- TRY IT -
Every entry, from first to last, must be written out exactly.

Records from a data collection
+ + +

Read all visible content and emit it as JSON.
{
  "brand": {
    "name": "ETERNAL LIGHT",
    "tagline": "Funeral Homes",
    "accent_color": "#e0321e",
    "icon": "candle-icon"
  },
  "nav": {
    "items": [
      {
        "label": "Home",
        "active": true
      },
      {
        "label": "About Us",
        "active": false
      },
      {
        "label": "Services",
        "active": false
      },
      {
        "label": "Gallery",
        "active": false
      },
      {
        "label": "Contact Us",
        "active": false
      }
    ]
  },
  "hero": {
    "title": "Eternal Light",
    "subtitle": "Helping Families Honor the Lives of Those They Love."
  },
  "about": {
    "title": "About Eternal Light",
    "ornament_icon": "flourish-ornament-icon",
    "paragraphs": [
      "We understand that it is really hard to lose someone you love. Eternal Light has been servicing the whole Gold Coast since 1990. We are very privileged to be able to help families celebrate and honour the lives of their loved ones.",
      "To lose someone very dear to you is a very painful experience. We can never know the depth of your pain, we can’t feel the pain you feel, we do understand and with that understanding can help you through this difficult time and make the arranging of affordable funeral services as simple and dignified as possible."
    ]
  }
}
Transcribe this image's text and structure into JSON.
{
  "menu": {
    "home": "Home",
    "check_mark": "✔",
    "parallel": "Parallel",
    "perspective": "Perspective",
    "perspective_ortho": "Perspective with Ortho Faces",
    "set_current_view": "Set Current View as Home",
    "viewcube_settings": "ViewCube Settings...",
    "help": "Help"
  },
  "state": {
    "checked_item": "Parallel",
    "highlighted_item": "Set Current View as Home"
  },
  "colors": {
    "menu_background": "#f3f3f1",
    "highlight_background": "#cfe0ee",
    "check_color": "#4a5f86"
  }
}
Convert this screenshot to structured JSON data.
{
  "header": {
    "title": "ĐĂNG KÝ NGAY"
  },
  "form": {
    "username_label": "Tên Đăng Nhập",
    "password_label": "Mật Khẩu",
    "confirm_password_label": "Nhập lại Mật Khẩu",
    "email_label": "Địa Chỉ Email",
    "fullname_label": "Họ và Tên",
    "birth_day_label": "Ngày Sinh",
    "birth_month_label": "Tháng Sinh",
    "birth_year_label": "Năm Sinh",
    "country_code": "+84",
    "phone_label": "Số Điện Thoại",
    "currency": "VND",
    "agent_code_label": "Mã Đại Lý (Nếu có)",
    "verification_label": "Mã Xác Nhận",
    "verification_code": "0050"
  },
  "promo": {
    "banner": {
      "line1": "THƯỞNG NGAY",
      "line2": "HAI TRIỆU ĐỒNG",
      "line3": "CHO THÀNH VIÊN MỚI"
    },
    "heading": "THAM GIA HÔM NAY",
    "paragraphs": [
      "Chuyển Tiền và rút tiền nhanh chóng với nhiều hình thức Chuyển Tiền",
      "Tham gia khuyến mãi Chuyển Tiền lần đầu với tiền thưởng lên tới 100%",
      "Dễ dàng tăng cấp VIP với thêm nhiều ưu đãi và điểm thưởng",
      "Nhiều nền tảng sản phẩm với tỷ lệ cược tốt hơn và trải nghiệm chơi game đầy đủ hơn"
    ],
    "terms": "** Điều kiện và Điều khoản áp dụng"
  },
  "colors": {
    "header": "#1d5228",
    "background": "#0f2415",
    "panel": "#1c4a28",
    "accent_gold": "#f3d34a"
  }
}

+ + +

- RESULT BELOW -
Read all visible content and emit it as JSON.
{
  "brand": {
    "name": "ETERNAL LIGHT",
    "tagline": "Funeral Homes",
    "accent_color": "#e0321e",
    "icon": "candle-icon"
  },
  "nav": {
    "items": [
      {
        "label": "Home",
        "active": true
      },
      {
        "label": "About Us",
        "active": false
      },
      {
        "label": "Services",
        "active": false
      },
      {
        "label": "Gallery",
        "active": false
      },
      {
        "label": "Contact Us",
        "active": false
      }
    ]
  },
  "hero": {
    "title": "Eternal Light",
    "subtitle": "Helping Families Honor the Lives of Those They Love."
  },
  "about": {
    "title": "About Eternal Light",
    "ornament_icon": "flourish-ornament-icon",
    "paragraphs": [
      "We understand that it is really hard to lose someone you love. Eternal Light has been servicing the whole Gold Coast since 1990. We are very privileged to be able to help families celebrate and honour the lives of their loved ones.",
      "To lose someone very dear to you is a very painful experience. We can never know the depth of your pain, we can’t feel the pain you feel, we do understand and with that understanding can help you through this difficult time and make the arranging of affordable funeral services as simple and dignified as possible."
    ]
  }
}
Transcribe this image's text and structure into JSON.
{
  "menu": {
    "home": "Home",
    "check_mark": "✔",
    "parallel": "Parallel",
    "perspective": "Perspective",
    "perspective_ortho": "Perspective with Ortho Faces",
    "set_current_view": "Set Current View as Home",
    "viewcube_settings": "ViewCube Settings...",
    "help": "Help"
  },
  "state": {
    "checked_item": "Parallel",
    "highlighted_item": "Set Current View as Home"
  },
  "colors": {
    "menu_background": "#f3f3f1",
    "highlight_background": "#cfe0ee",
    "check_color": "#4a5f86"
  }
}
Convert this screenshot to structured JSON data.
{
  "header": {
    "title": "ĐĂNG KÝ NGAY"
  },
  "form": {
    "username_label": "Tên Đăng Nhập",
    "password_label": "Mật Khẩu",
    "confirm_password_label": "Nhập lại Mật Khẩu",
    "email_label": "Địa Chỉ Email",
    "fullname_label": "Họ và Tên",
    "birth_day_label": "Ngày Sinh",
    "birth_month_label": "Tháng Sinh",
    "birth_year_label": "Năm Sinh",
    "country_code": "+84",
    "phone_label": "Số Điện Thoại",
    "currency": "VND",
    "agent_code_label": "Mã Đại Lý (Nếu có)",
    "verification_label": "Mã Xác Nhận",
    "verification_code": "0050"
  },
  "promo": {
    "banner": {
      "line1": "THƯỞNG NGAY",
      "line2": "HAI TRIỆU ĐỒNG",
      "line3": "CHO THÀNH VIÊN MỚI"
    },
    "heading": "THAM GIA HÔM NAY",
    "paragraphs": [
      "Chuyển Tiền và rút tiền nhanh chóng với nhiều hình thức Chuyển Tiền",
      "Tham gia khuyến mãi Chuyển Tiền lần đầu với tiền thưởng lên tới 100%",
      "Dễ dàng tăng cấp VIP với thêm nhiều ưu đãi và điểm thưởng",
      "Nhiều nền tảng sản phẩm với tỷ lệ cược tốt hơn và trải nghiệm chơi game đầy đủ hơn"
    ],
    "terms": "** Điều kiện và Điều khoản áp dụng"
  },
  "colors": {
    "header": "#1d5228",
    "background": "#0f2415",
    "panel": "#1c4a28",
    "accent_gold": "#f3d34a"
  }
}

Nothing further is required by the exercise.